Exercise = Gather all lines in the data that hold the string "graphic".

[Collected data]
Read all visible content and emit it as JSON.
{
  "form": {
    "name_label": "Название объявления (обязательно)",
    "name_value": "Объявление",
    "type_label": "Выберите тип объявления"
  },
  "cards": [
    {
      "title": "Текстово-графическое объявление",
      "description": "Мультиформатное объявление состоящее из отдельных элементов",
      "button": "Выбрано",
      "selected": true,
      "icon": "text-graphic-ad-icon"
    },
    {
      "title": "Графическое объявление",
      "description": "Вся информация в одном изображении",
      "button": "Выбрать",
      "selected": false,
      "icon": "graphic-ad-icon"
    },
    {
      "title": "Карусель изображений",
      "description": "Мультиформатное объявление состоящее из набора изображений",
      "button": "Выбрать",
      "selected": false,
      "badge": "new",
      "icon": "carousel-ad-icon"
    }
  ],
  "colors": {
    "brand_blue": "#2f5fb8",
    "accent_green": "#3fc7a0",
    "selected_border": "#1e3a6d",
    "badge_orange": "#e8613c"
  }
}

Response =
      "icon": "text-graphic-ad-icon"
      "icon": "graphic-ad-icon"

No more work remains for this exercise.